Azota is solving exam headaches for Vietnam’s teachers
Creating and grading tests is one of the most time-consuming tasks teachers need to deal with. In Vietnam, a startup called Azota wants to help with an online software platform that not only helps educators develop and proctor tests, but also automatically grades them using information from Vietnamese teaching materials. The company announced today it has raised $2.4 million in pre-Series A funding led by GGV Capital, with participation from Nextrans and returning investor Do Ventures.
Founded last year, Azota now counts 700,000 teachers and 10 million students in primary, secondary and high schools among its users. It says that during peak test periods, it serves over six million users each month, or about 30% of the total number of teachers and students in Vietnam. It claims it can cut down the grading process from two hours when done manually to just two minutes.
Azota’s creation came amidst the pandemic in 2021. Before co-founding the startup, Au Nguyen, its CEO, worked for Viettel, one of the largest telecoms in Vietnam. He led an educational unit on school management solutions, but realized that educators had many pain points that his team could not solve. As a result, he decided to team up with his friends, Dai Nguyen and Hung Le, to create Azota.
“As the team sees it, there are two major scopes of work for teachers: teaching and assigning and grading tests,” they told TechCrunch in an email. “During the COVID times, teaching had to go online, and there were numerous tools to support this change such as Zoom, Google Meet, Microsoft Team, etc. But when it comes to online assigning and grading, there were few tools available, which made the process very labor-intensive and time-consuming.”
Azota built an optical character recognition app to automatically recognize Q&A’s from test images taken from teachers’ phones. It shuffles those questions and answers to create hundreds of modified test combinations. Since the OCR was built using Vietnamese teaching materials, the team said it can recognize Vietnamese tests with a 99% accuracy rate.
Azota’s founders are also working on a more advanced question bank features that will allow teachers to pick and chose from its inventory to create exams from scratch.

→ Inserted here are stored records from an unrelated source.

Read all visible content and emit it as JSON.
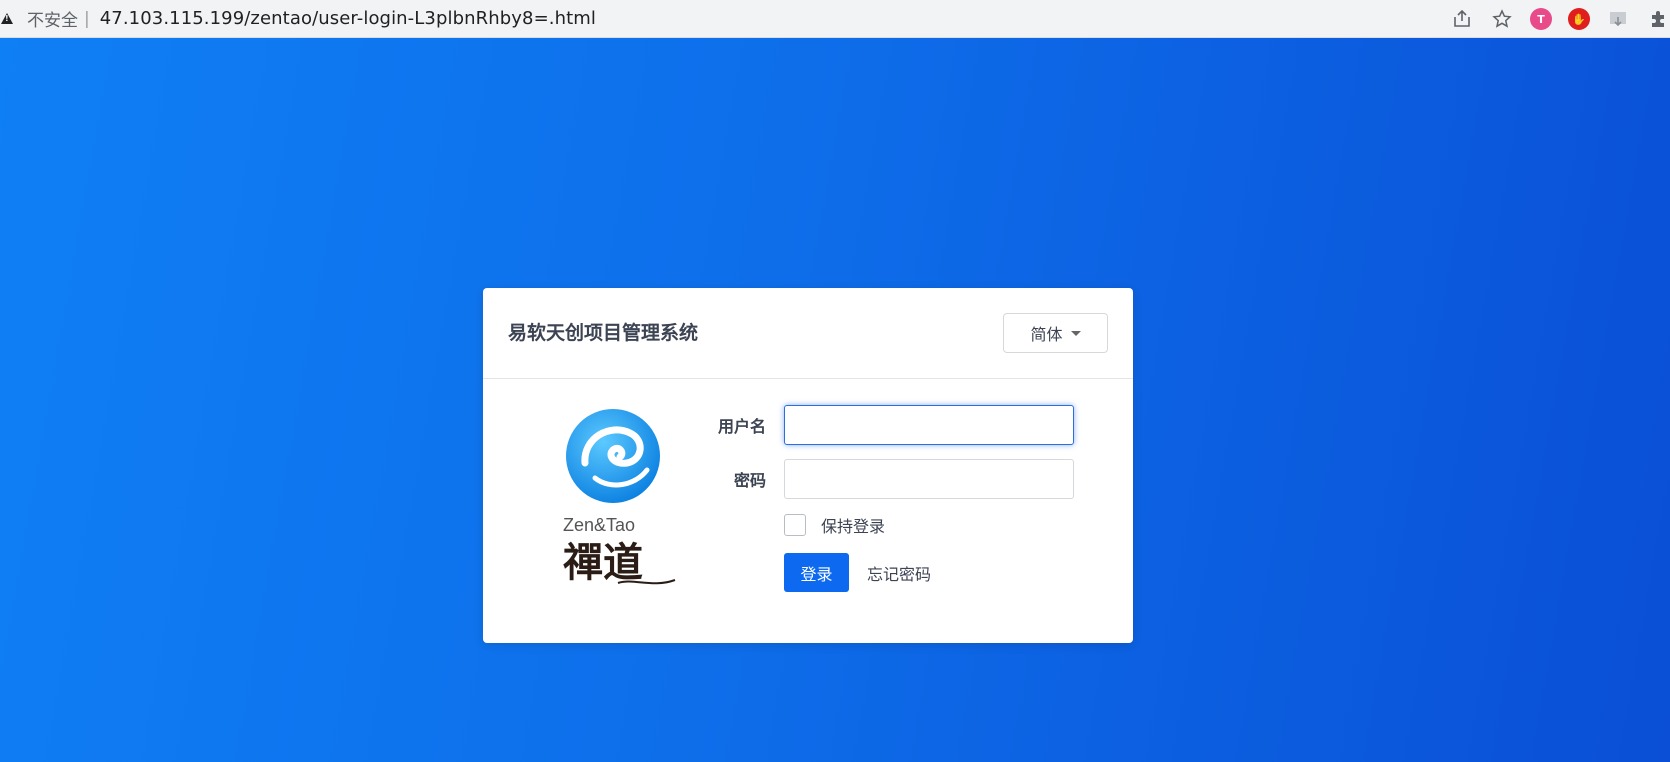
{
  "browser": {
    "security_label": "不安全",
    "separator": "|",
    "url": "47.103.115.199/zentao/user-login-L3plbnRhby8=.html"
  },
  "card": {
    "title": "易软天创项目管理系统",
    "language_button": "简体"
  },
  "logo": {
    "text": "Zen&Tao",
    "brand_cn": "禪道"
  },
  "form": {
    "username_label": "用户名",
    "username_value": "",
    "password_label": "密码",
    "password_value": "",
    "remember_label": "保持登录",
    "remember_checked": false,
    "login_button": "登录",
    "forgot_link": "忘记密码"
  },
  "colors": {
    "primary": "#0d6af0",
    "background_start": "#0f7ff5",
    "background_end": "#0a4fd6"
  }
}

The startup is used by educators across the nation, with about 22% coming from the major cities of Hanoi and Ho Chi Minh City, and the rest distributed equally among all provinces in Vietnam, they added.
The team identifies two main groups of competitors. The first are big corporations that provide learning management software (LMS) to schools, but they say it’s still a fragmented market in Vietnam with different companies dominating different regions.
The second are startups that provide tools for teachers, but Azota’s founders say the teaching tool segment is still early and Azota differentiates by using a product-led growth model, solving teachers’ main challenges as they grow, especially for assigning and grading, instead of trying to address every issue that comes up.
In a prepared statement, GGV Capital global managing partner Jixun Foo said, “Using technology to empower teachers to teach better, Azota makes great education accessible to millions of students. They can unleash the true potential of teachers to groom the next generation of Vietnamese youth.”